WHAT NEEDS TO BE DONE
Only what runs from the line with "Output a JSON" to the final line of the records below should be given again, word for word.

GIVEN RECORDS
[Start of section]
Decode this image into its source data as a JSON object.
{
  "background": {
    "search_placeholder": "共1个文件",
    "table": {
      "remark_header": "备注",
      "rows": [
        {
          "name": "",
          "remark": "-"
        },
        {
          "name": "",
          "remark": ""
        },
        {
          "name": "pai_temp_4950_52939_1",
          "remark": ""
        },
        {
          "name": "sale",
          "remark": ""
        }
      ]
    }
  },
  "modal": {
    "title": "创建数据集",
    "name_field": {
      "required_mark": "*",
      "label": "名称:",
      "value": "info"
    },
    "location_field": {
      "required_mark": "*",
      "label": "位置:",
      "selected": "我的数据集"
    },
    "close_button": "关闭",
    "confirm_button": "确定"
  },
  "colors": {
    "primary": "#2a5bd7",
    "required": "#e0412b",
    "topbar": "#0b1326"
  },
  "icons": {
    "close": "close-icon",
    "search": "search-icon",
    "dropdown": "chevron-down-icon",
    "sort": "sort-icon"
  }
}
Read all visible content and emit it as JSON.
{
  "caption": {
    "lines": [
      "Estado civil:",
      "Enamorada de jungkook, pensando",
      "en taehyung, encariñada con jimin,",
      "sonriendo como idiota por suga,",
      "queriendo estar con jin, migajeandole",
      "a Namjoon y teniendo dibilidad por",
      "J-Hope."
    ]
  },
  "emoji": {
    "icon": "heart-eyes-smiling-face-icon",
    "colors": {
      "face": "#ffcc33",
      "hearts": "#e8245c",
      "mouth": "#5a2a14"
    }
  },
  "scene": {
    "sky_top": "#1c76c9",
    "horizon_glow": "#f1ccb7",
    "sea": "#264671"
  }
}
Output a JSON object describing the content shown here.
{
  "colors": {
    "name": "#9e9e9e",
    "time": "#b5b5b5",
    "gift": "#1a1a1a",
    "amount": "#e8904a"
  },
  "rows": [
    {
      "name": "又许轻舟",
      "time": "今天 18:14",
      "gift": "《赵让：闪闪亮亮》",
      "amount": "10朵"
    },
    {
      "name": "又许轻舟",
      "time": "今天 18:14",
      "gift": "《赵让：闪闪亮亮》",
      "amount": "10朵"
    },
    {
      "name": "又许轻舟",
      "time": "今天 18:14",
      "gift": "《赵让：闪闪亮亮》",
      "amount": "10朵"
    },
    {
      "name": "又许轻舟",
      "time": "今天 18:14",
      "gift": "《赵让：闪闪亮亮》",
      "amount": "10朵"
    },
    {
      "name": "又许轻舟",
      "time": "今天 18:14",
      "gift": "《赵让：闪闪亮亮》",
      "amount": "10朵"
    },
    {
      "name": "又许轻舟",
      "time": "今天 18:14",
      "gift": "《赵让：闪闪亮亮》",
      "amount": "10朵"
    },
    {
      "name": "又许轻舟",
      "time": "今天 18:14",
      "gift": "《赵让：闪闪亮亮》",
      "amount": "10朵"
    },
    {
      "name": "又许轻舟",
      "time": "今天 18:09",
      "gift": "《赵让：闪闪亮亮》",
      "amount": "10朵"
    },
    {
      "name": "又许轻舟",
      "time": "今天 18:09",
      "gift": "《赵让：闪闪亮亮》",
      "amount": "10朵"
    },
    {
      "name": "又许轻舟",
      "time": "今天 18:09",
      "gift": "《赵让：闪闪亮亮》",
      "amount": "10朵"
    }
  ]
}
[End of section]
EXPECTED ANSWER
Output a JSON object describing the content shown here.
{
  "colors": {
    "name": "#9e9e9e",
    "time": "#b5b5b5",
    "gift": "#1a1a1a",
    "amount": "#e8904a"
  },
  "rows": [
    {
      "name": "又许轻舟",
      "time": "今天 18:14",
      "gift": "《赵让：闪闪亮亮》",
      "amount": "10朵"
    },
    {
      "name": "又许轻舟",
      "time": "今天 18:14",
      "gift": "《赵让：闪闪亮亮》",
      "amount": "10朵"
    },
    {
      "name": "又许轻舟",
      "time": "今天 18:14",
      "gift": "《赵让：闪闪亮亮》",
      "amount": "10朵"
    },
    {
      "name": "又许轻舟",
      "time": "今天 18:14",
      "gift": "《赵让：闪闪亮亮》",
      "amount": "10朵"
    },
    {
      "name": "又许轻舟",
      "time": "今天 18:14",
      "gift": "《赵让：闪闪亮亮》",
      "amount": "10朵"
    },
    {
      "name": "又许轻舟",
      "time": "今天 18:14",
      "gift": "《赵让：闪闪亮亮》",
      "amount": "10朵"
    },
    {
      "name": "又许轻舟",
      "time": "今天 18:14",
      "gift": "《赵让：闪闪亮亮》",
      "amount": "10朵"
    },
    {
      "name": "又许轻舟",
      "time": "今天 18:09",
      "gift": "《赵让：闪闪亮亮》",
      "amount": "10朵"
    },
    {
      "name": "又许轻舟",
      "time": "今天 18:09",
      "gift": "《赵让：闪闪亮亮》",
      "amount": "10朵"
    },
    {
      "name": "又许轻舟",
      "time": "今天 18:09",
      "gift": "《赵让：闪闪亮亮》",
      "amount": "10朵"
    }
  ]
}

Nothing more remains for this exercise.